While we as a society attempt to “flatten the curve” of a global pandemic, we are witnessing the sharpest spike in the innovation curve of education that has happened in over a century.  Necessity is surely the mother of all invention, and out of abundant need, leaders and educators are beginning to walk down the path of personalized learning, stepping carefully on bricks that have been laid slowly over time. The availability of instructional technology tools, platforms, and software have enabled rapid pedagogical shifts due to school closures and have exponentially increased the rate of systemic advancement in modern teaching and learning. 

Educators have become responsible overnight for designing and delivering instruction that is completely foreign to them.  Some morph of blended, virtual, online, and personalized learning is what we are collectively referring to as Remote Learning.  Teacher professional learning whether it be formal or informal is coming under review.  Now more than ever, it is essential to capture the voice, experience, opinions and desires of the educators on the frontlines.  Perhaps this disruption will allow true personalized learning to take root, where goals and outcomes of schooling reflect the diversity of the learners themselves.  Surely, the educators responsible for leading this instructional revolution need revolutionary experiences and models from which to learn.   

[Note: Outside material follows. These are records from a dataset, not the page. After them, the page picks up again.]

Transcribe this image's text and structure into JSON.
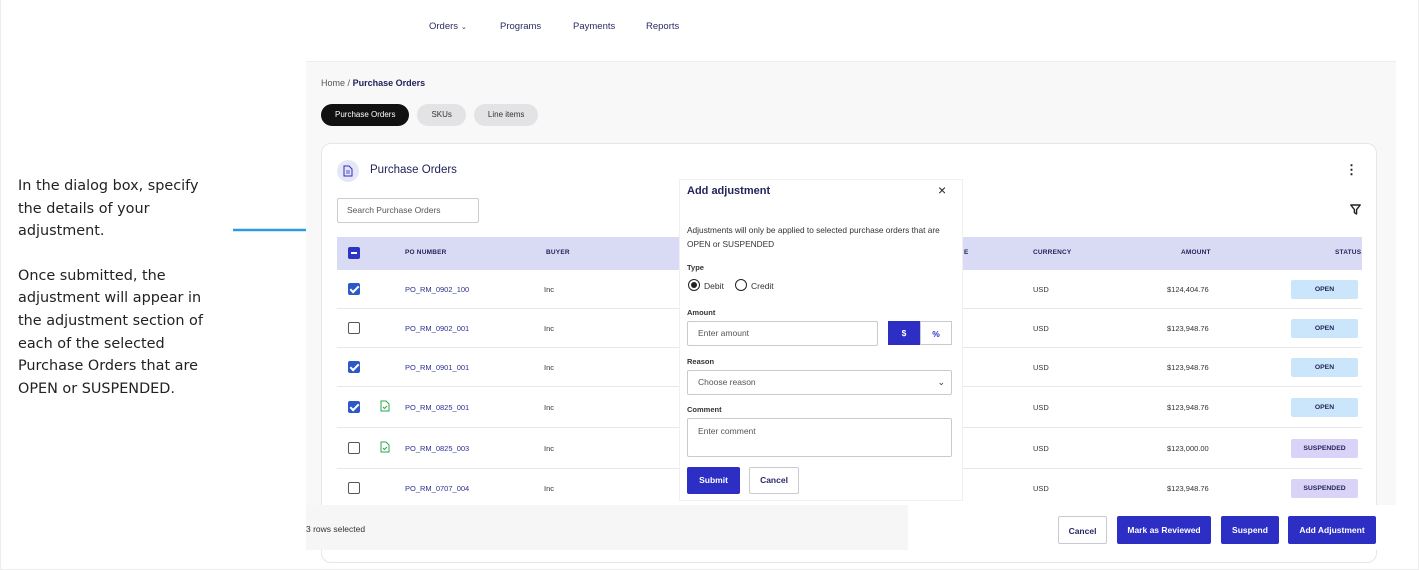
{
  "callout": {
    "para1": "In the dialog box, specify the details of your adjustment.",
    "para2": "Once submitted, the adjustment will appear in the adjustment section of each of the selected Purchase Orders that are OPEN or SUSPENDED."
  },
  "nav": {
    "orders": "Orders",
    "programs": "Programs",
    "payments": "Payments",
    "reports": "Reports"
  },
  "breadcrumb": {
    "home": "Home",
    "sep": "/",
    "current": "Purchase Orders"
  },
  "tabs": [
    "Purchase Orders",
    "SKUs",
    "Line items"
  ],
  "card": {
    "title": "Purchase Orders",
    "search_placeholder": "Search Purchase Orders"
  },
  "table": {
    "headers": {
      "po": "PO NUMBER",
      "buyer": "BUYER",
      "date_partial": "E",
      "currency": "CURRENCY",
      "amount": "AMOUNT",
      "status": "STATUS"
    },
    "rows": [
      {
        "po": "PO_RM_0902_100",
        "buyer": "Inc",
        "currency": "USD",
        "amount": "$124,404.76",
        "status": "OPEN",
        "checked": true,
        "doc": false
      },
      {
        "po": "PO_RM_0902_001",
        "buyer": "Inc",
        "currency": "USD",
        "amount": "$123,948.76",
        "status": "OPEN",
        "checked": false,
        "doc": false
      },
      {
        "po": "PO_RM_0901_001",
        "buyer": "Inc",
        "currency": "USD",
        "amount": "$123,948.76",
        "status": "OPEN",
        "checked": true,
        "doc": false
      },
      {
        "po": "PO_RM_0825_001",
        "buyer": "Inc",
        "currency": "USD",
        "amount": "$123,948.76",
        "status": "OPEN",
        "checked": true,
        "doc": true
      },
      {
        "po": "PO_RM_0825_003",
        "buyer": "Inc",
        "currency": "USD",
        "amount": "$123,000.00",
        "status": "SUSPENDED",
        "checked": false,
        "doc": true
      },
      {
        "po": "PO_RM_0707_004",
        "buyer": "Inc",
        "currency": "USD",
        "amount": "$123,948.76",
        "status": "SUSPENDED",
        "checked": false,
        "doc": false
      }
    ]
  },
  "footer": {
    "selected": "3 rows selected",
    "cancel": "Cancel",
    "mark_reviewed": "Mark as Reviewed",
    "suspend": "Suspend",
    "add_adjustment": "Add Adjustment"
  },
  "dialog": {
    "title": "Add adjustment",
    "close": "×",
    "note": "Adjustments will only be applied to selected purchase orders that are OPEN or SUSPENDED",
    "type_label": "Type",
    "debit": "Debit",
    "credit": "Credit",
    "amount_label": "Amount",
    "amount_placeholder": "Enter amount",
    "dollar": "$",
    "percent": "%",
    "reason_label": "Reason",
    "reason_placeholder": "Choose reason",
    "comment_label": "Comment",
    "comment_placeholder": "Enter comment",
    "submit": "Submit",
    "cancel": "Cancel"
  },
  "colors": {
    "accent": "#2c2ec4",
    "open_badge": "#cbe6fb",
    "suspended_badge": "#d9d3f7",
    "header_row": "#d9dbf5",
    "arrow": "#2e9be0"
  }
}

In the best case scenario, school and district leaders put as much energy and effort into supporting teachers to develop new pedagogical skills as possible.  Using an abbreviated calendar (most schools are planning to end the year for students in early-mid May) to ensure teachers have a built-in ‘May-mester’ of learning is powerful.  My team at Kennesaw State University iTeach is planning and preparing to help in just that way.  A combination of always-free support and resources, a ‘coaching lite’ model of professional learning, and an experiential online professional learning program to grow educator competencies in remote learning situations are all ideas we have in the hopper.  If you have questions, concerns, or ideas you want to share,  you can chat live with a coach on our website: iteach.kennesaw.edu and make sure to subscribe to our newsletter to stay connected with us!

 In her editorial appearing in the Atlanta-Journal Consitution, Dr. Diana Bishop, a Cobb County Educator describes our current reality and suggests that everyone prepare now for online learning in the fall.  If buildings do end up opening in some version of face-to-face school, Bishop suggests the following ideas to mitigate the overcrowding and “population density” that make schools ground zero for the spread of viruses: 

–Stagger start-times or school days by grade level to reduce overall school density.
–Reduce class size to reduce classroom density.
–Move all high school classes to online only. Use the now-vacant schools to house elementary or middle school classes.
–Livestream performances, athletic competitions, and awards ceremonies.
–Allow for outside picnic areas at lunch
–Offer online classes as an option for motivated students and teachers. Give priority for teaching online courses to teachers who are defined as “high risk” (over 60 and/or with underlying health issues.)

Consider your own family situation, teaching reality, fears and hopes.  What would you add to this list? 

When we collectively surface from this period of global disruption, reflection and research will allow us to tease out enduring benefits that will remain baked into our educational reality.  We are, in fact, not starting from scratch. We really want to get back to normal, but normal is being redefined every day in ways that impact how we learn, earn, and connect.. As Steve Clark, spokesman for Oregon State University told CNN, “We can hope for a full return in fall 2020, but hope is not a strategy”.